On 25 October, having rejoined TF 38, Reno and the other warships steamed northward to engage the Japanese Northern Force, setting off the Battle off Cape Engaño, which was the final engagement of the huge, multipart Battle for Leyte Gulf.

On the night of 3 November, well east of the San Bernardino Strait, as part of Admiral Sherman's Task Group 3 (TG 38.3) of Task Force (TF 38) Fast Carrier Task Force, Reno received two torpedo hits on her port side fired from Japanese submarine I-41 while escorting USS Lexington (CV-16). One torpedo lodged in the outer hull of Reno and was later defused. The second hit exploded four decks below topside. This was the first time in almost two years that a Japanese submarine successfully attacked a ship operating with fast carriers.[1] Fortunately, casualties were light: 2 dead, 4 injured.

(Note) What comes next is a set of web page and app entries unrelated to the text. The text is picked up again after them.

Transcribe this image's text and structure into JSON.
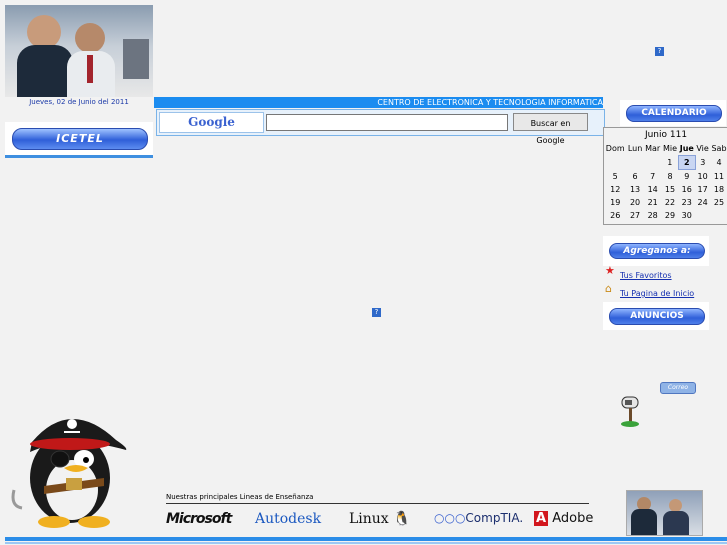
{
  "left": {
    "date": "Jueves, 02 de Junio del 2011",
    "icetel_label": "ICETEL"
  },
  "header": {
    "banner_title": "CENTRO DE ELECTRONICA Y TECNOLOGIA INFORMATICA",
    "help_glyph": "?"
  },
  "search": {
    "logo_text": "Google",
    "button_label": "Buscar en Google",
    "value": ""
  },
  "calendar": {
    "header_label": "CALENDARIO",
    "month_title": "Junio 111",
    "weekdays": [
      "Dom",
      "Lun",
      "Mar",
      "Mie",
      "Jue",
      "Vie",
      "Sab"
    ],
    "weeks": [
      [
        "",
        "",
        "",
        "1",
        "2",
        "3",
        "4"
      ],
      [
        "5",
        "6",
        "7",
        "8",
        "9",
        "10",
        "11"
      ],
      [
        "12",
        "13",
        "14",
        "15",
        "16",
        "17",
        "18"
      ],
      [
        "19",
        "20",
        "21",
        "22",
        "23",
        "24",
        "25"
      ],
      [
        "26",
        "27",
        "28",
        "29",
        "30",
        "",
        ""
      ]
    ],
    "today": "2"
  },
  "sidebar": {
    "agreganos_label": "Agreganos a:",
    "favoritos_label": "Tus Favoritos",
    "inicio_label": "Tu Pagina de Inicio",
    "anuncios_label": "ANUNCIOS",
    "correo_label": "Correo"
  },
  "footer": {
    "lines_label": "Nuestras principales Lineas de Enseñanza",
    "logos": [
      "Microsoft",
      "Autodesk",
      "Linux",
      "CompTIA.",
      "Adobe"
    ]
  },
  "colors": {
    "banner": "#1b8cf0",
    "button": "#2f5fd9",
    "link": "#1530b0"
  }
}
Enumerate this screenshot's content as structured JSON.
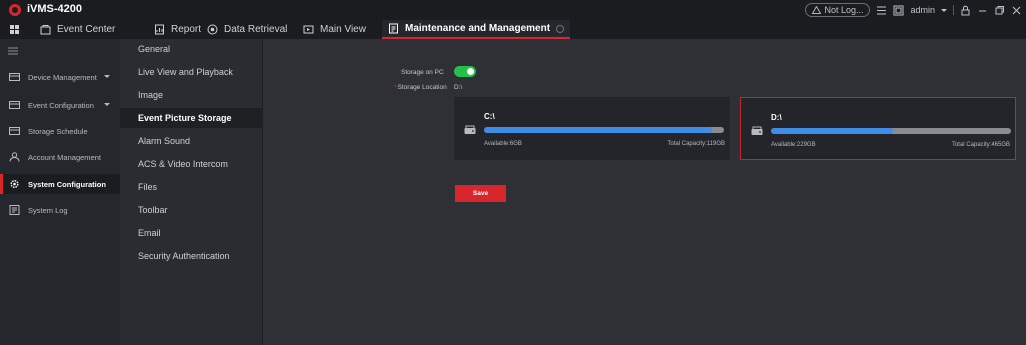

After a night dead in the water, she survived yet another attempt to sink her by an unknown Japanese submarine firing 3 torpedoes that missed, but was rescued by a destroyer left behind to defend her. Reno was towed 1,500 miles (2,400 km) to the major American base at Ulithi Atoll for some temporary repairs by fleet tug USS Zuni (ATF-95). During this 700 mile voyage, a crew of 242 remained aboard. A total of 1250 tons of seawater was pumped from flooded compartments, a feat noted favorably by Vice Admiral Charles McMorris in his November 1944 endorsement of Reno's report on the torpedoing.[2]

She then steamed under her own power across the Pacific, through the Panama Canal, then to Charleston, S.C., where she entered Charleston Navy Yard on 22 March for heavy repairs. Emerging seven months later, Reno was ordered to the Texas coast, then back to Charleston for the addition of hundreds of bunk spaces. She then reported for "Operation Magic Carpet," steaming roundtrip twice to Le Havre, France bringing home U.S. Army troops.

In early 1946, Reno steamed to Port Angeles, Washington, where she decommissioned on 4 November 1946, and then entered the Pacific Reserve Fleet, berthed at Bremerton, Washington. Reclassified CLAA-96 18 March 1949, she remained at Bremerton until her name was struck from the Naval Vessel Register 1 March 1959. Her hulk was sold on 22 March 1962 to the Coal Export Co., of New York City, for scrapping.

One of Reno's 5 inch gun turrets was kept for display at the U.S. Navy Museum, in eastern Washington, D.C..

Awards[edit]

Reno earned three battle stars for World War II service.

References[edit]

This article incorporates text from the public domain Dictionary of American Naval Fighting Ships.

  1. ^ Morison, Samuel Eliot (1958). XII History of United States Naval Operations in World War II. New York, NY, USA: Little, Brown & Co. p. 347. 
  2. ^ Morison, Samuel Eliot (1958). XII History of United States Naval Operations in World War II. New York, NY, USA: Little, Brown & Co. p. 347. 

I was aboard the Reno when she was hit. We took only one torpedo which hit port side. Another Torpedo missed and hit the Ticondoroga and did not explode but was defused, it hit and hung in the outer hull. I was a Signalman Petty Office 2nd class. My phone is 706-326-7699 I know these facts and have my diary to prove it. Also we were towed 701 miles by the U.S.S Zuni, not 1500 miles. Thanks about the e-mail.